------ Listed records
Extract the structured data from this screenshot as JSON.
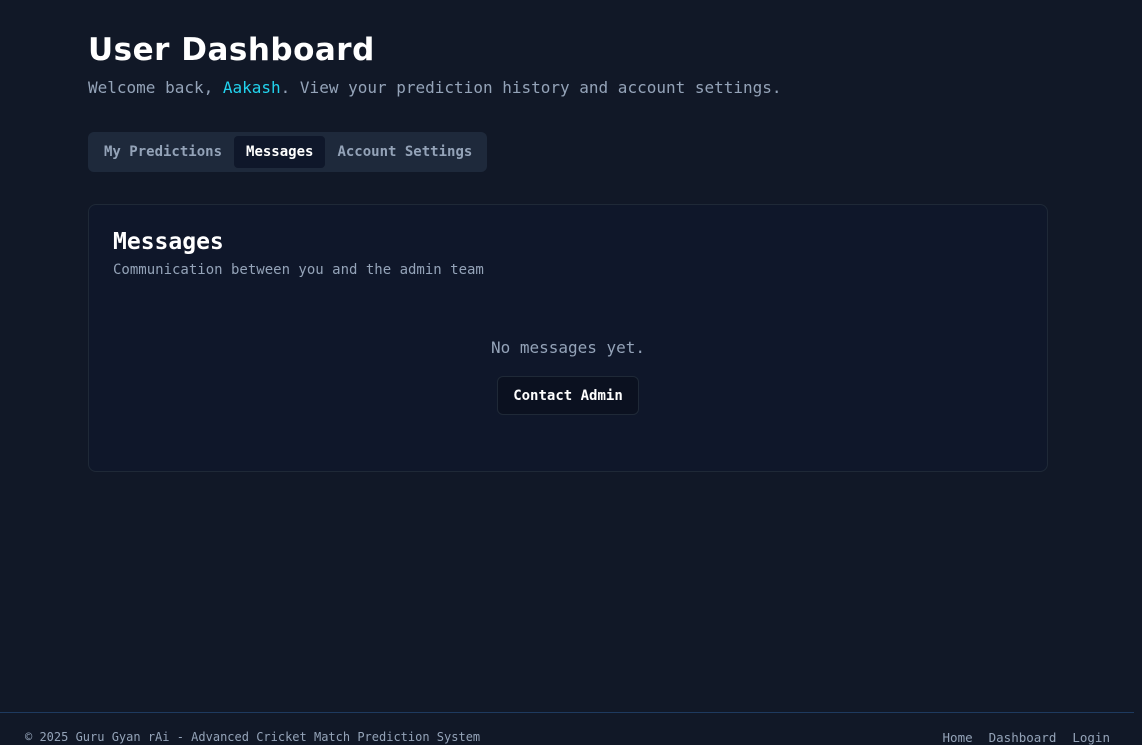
{
  "header": {
    "title": "User Dashboard",
    "welcome_prefix": "Welcome back, ",
    "username": "Aakash",
    "welcome_suffix": ". View your prediction history and account settings."
  },
  "tabs": [
    {
      "label": "My Predictions",
      "active": false
    },
    {
      "label": "Messages",
      "active": true
    },
    {
      "label": "Account Settings",
      "active": false
    }
  ],
  "messages_card": {
    "title": "Messages",
    "subtitle": "Communication between you and the admin team",
    "empty_text": "No messages yet.",
    "contact_button": "Contact Admin"
  },
  "footer": {
    "copyright": "© 2025 Guru Gyan rAi - Advanced Cricket Match Prediction System",
    "links": [
      "Home",
      "Dashboard",
      "Login"
    ]
  },
  "colors": {
    "background": "#111827",
    "accent": "#22d3ee",
    "muted_text": "#94a3b8"
  }
}
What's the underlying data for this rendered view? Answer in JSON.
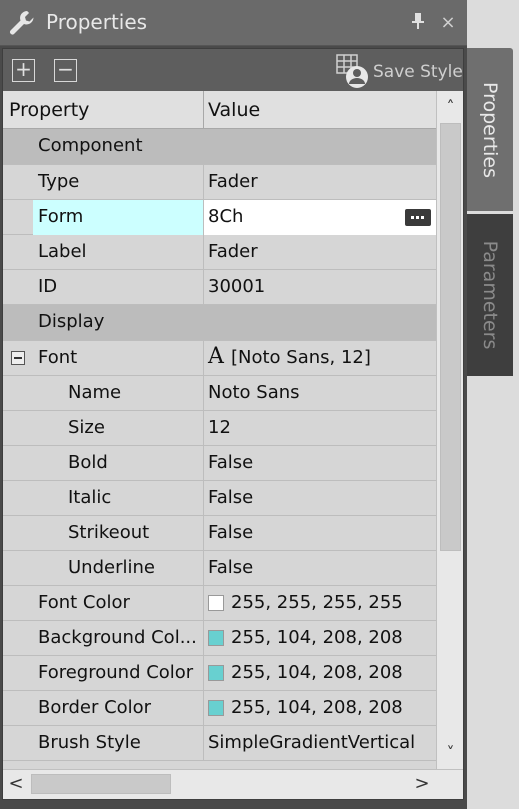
{
  "window": {
    "title": "Properties",
    "pin_glyph": "↑",
    "close_glyph": "×"
  },
  "toolbar": {
    "expand_all_glyph": "+",
    "collapse_all_glyph": "−",
    "save_style_label": "Save Style"
  },
  "grid": {
    "header": {
      "property": "Property",
      "value": "Value"
    },
    "rows": [
      {
        "kind": "category",
        "name": "Component"
      },
      {
        "kind": "prop",
        "name": "Type",
        "value": "Fader"
      },
      {
        "kind": "prop",
        "name": "Form",
        "value": "8Ch",
        "selected": true,
        "editor": "ellipsis-button"
      },
      {
        "kind": "prop",
        "name": "Label",
        "value": "Fader"
      },
      {
        "kind": "prop",
        "name": "ID",
        "value": "30001"
      },
      {
        "kind": "category",
        "name": "Display"
      },
      {
        "kind": "prop",
        "name": "Font",
        "value": "[Noto Sans, 12]",
        "glyph": "A",
        "expanded": true
      },
      {
        "kind": "sub",
        "name": "Name",
        "value": "Noto Sans"
      },
      {
        "kind": "sub",
        "name": "Size",
        "value": "12"
      },
      {
        "kind": "sub",
        "name": "Bold",
        "value": "False"
      },
      {
        "kind": "sub",
        "name": "Italic",
        "value": "False"
      },
      {
        "kind": "sub",
        "name": "Strikeout",
        "value": "False"
      },
      {
        "kind": "sub",
        "name": "Underline",
        "value": "False"
      },
      {
        "kind": "prop",
        "name": "Font Color",
        "value": "255, 255, 255, 255",
        "swatch": "#ffffff"
      },
      {
        "kind": "prop",
        "name": "Background Col...",
        "value": "255, 104, 208, 208",
        "swatch": "#68d0d0"
      },
      {
        "kind": "prop",
        "name": "Foreground Color",
        "value": "255, 104, 208, 208",
        "swatch": "#68d0d0"
      },
      {
        "kind": "prop",
        "name": "Border Color",
        "value": "255, 104, 208, 208",
        "swatch": "#68d0d0"
      },
      {
        "kind": "prop",
        "name": "Brush Style",
        "value": "SimpleGradientVertical"
      }
    ]
  },
  "scrollbars": {
    "up_glyph": "˄",
    "down_glyph": "˅",
    "left_glyph": "<",
    "right_glyph": ">"
  },
  "side_tabs": [
    {
      "label": "Properties",
      "active": true
    },
    {
      "label": "Parameters",
      "active": false
    }
  ],
  "colors": {
    "selected_name_bg": "#ccffff",
    "swatch_teal": "#68d0d0"
  }
}
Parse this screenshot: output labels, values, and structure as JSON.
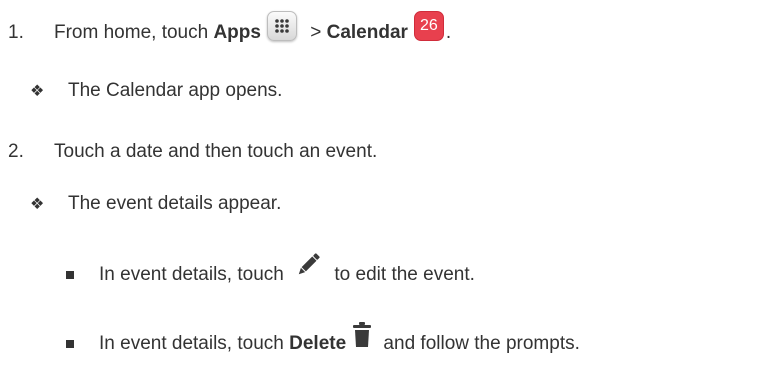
{
  "steps": [
    {
      "number": "1.",
      "prefix": "From home, touch ",
      "apps_label": "Apps",
      "separator": " > ",
      "calendar_label": "Calendar",
      "calendar_icon_text": "26",
      "suffix": ".",
      "result": "The Calendar app opens."
    },
    {
      "number": "2.",
      "text": "Touch a date and then touch an event.",
      "result": "The event details appear.",
      "subitems": [
        {
          "prefix": "In event details, touch ",
          "suffix": " to edit the event.",
          "icon": "pencil-icon"
        },
        {
          "prefix": "In event details, touch ",
          "bold": "Delete",
          "suffix": " and follow the prompts.",
          "icon": "trash-icon"
        }
      ]
    }
  ],
  "colors": {
    "text": "#333333",
    "calendar_icon": "#e8404e",
    "icon_dark": "#3a3a3a"
  }
}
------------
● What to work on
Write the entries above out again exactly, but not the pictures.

● Written answer
Extract the structured data from this screenshot as JSON.
{
  "header": {
    "title": "User Dashboard",
    "welcome_prefix": "Welcome back, ",
    "username": "Aakash",
    "welcome_suffix": ". View your prediction history and account settings."
  },
  "tabs": [
    {
      "label": "My Predictions",
      "active": false
    },
    {
      "label": "Messages",
      "active": true
    },
    {
      "label": "Account Settings",
      "active": false
    }
  ],
  "messages_card": {
    "title": "Messages",
    "subtitle": "Communication between you and the admin team",
    "empty_text": "No messages yet.",
    "contact_button": "Contact Admin"
  },
  "footer": {
    "copyright": "© 2025 Guru Gyan rAi - Advanced Cricket Match Prediction System",
    "links": [
      "Home",
      "Dashboard",
      "Login"
    ]
  },
  "colors": {
    "background": "#111827",
    "accent": "#22d3ee",
    "muted_text": "#94a3b8"
  }
}
What's the underlying data for this rendered view? Answer in JSON.
{
  "window": {
    "title": "Properties",
    "pin_glyph": "↑",
    "close_glyph": "×"
  },
  "toolbar": {
    "expand_all_glyph": "+",
    "collapse_all_glyph": "−",
    "save_style_label": "Save Style"
  },
  "grid": {
    "header": {
      "property": "Property",
      "value": "Value"
    },
    "rows": [
      {
        "kind": "category",
        "name": "Component"
      },
      {
        "kind": "prop",
        "name": "Type",
        "value": "Fader"
      },
      {
        "kind": "prop",
        "name": "Form",
        "value": "8Ch",
        "selected": true,
        "editor": "ellipsis-button"
      },
      {
        "kind": "prop",
        "name": "Label",
        "value": "Fader"
      },
      {
        "kind": "prop",
        "name": "ID",
        "value": "30001"
      },
      {
        "kind": "category",
        "name": "Display"
      },
      {
        "kind": "prop",
        "name": "Font",
        "value": "[Noto Sans, 12]",
        "glyph": "A",
        "expanded": true
      },
      {
        "kind": "sub",
        "name": "Name",
        "value": "Noto Sans"
      },
      {
        "kind": "sub",
        "name": "Size",
        "value": "12"
      },
      {
        "kind": "sub",
        "name": "Bold",
        "value": "False"
      },
      {
        "kind": "sub",
        "name": "Italic",
        "value": "False"
      },
      {
        "kind": "sub",
        "name": "Strikeout",
        "value": "False"
      },
      {
        "kind": "sub",
        "name": "Underline",
        "value": "False"
      },
      {
        "kind": "prop",
        "name": "Font Color",
        "value": "255, 255, 255, 255",
        "swatch": "#ffffff"
      },
      {
        "kind": "prop",
        "name": "Background Col...",
        "value": "255, 104, 208, 208",
        "swatch": "#68d0d0"
      },
      {
        "kind": "prop",
        "name": "Foreground Color",
        "value": "255, 104, 208, 208",
        "swatch": "#68d0d0"
      },
      {
        "kind": "prop",
        "name": "Border Color",
        "value": "255, 104, 208, 208",
        "swatch": "#68d0d0"
      },
      {
        "kind": "prop",
        "name": "Brush Style",
        "value": "SimpleGradientVertical"
      }
    ]
  },
  "scrollbars": {
    "up_glyph": "˄",
    "down_glyph": "˅",
    "left_glyph": "<",
    "right_glyph": ">"
  },
  "side_tabs": [
    {
      "label": "Properties",
      "active": true
    },
    {
      "label": "Parameters",
      "active": false
    }
  ],
  "colors": {
    "selected_name_bg": "#ccffff",
    "swatch_teal": "#68d0d0"
  }
}
Parse this screenshot: output labels, values, and structure as JSON.
{
  "steps": [
    {
      "number": "1.",
      "prefix": "From home, touch ",
      "apps_label": "Apps",
      "separator": " > ",
      "calendar_label": "Calendar",
      "calendar_icon_text": "26",
      "suffix": ".",
      "result": "The Calendar app opens."
    },
    {
      "number": "2.",
      "text": "Touch a date and then touch an event.",
      "result": "The event details appear.",
      "subitems": [
        {
          "prefix": "In event details, touch ",
          "suffix": " to edit the event.",
          "icon": "pencil-icon"
        },
        {
          "prefix": "In event details, touch ",
          "bold": "Delete",
          "suffix": " and follow the prompts.",
          "icon": "trash-icon"
        }
      ]
    }
  ],
  "colors": {
    "text": "#333333",
    "calendar_icon": "#e8404e",
    "icon_dark": "#3a3a3a"
  }
}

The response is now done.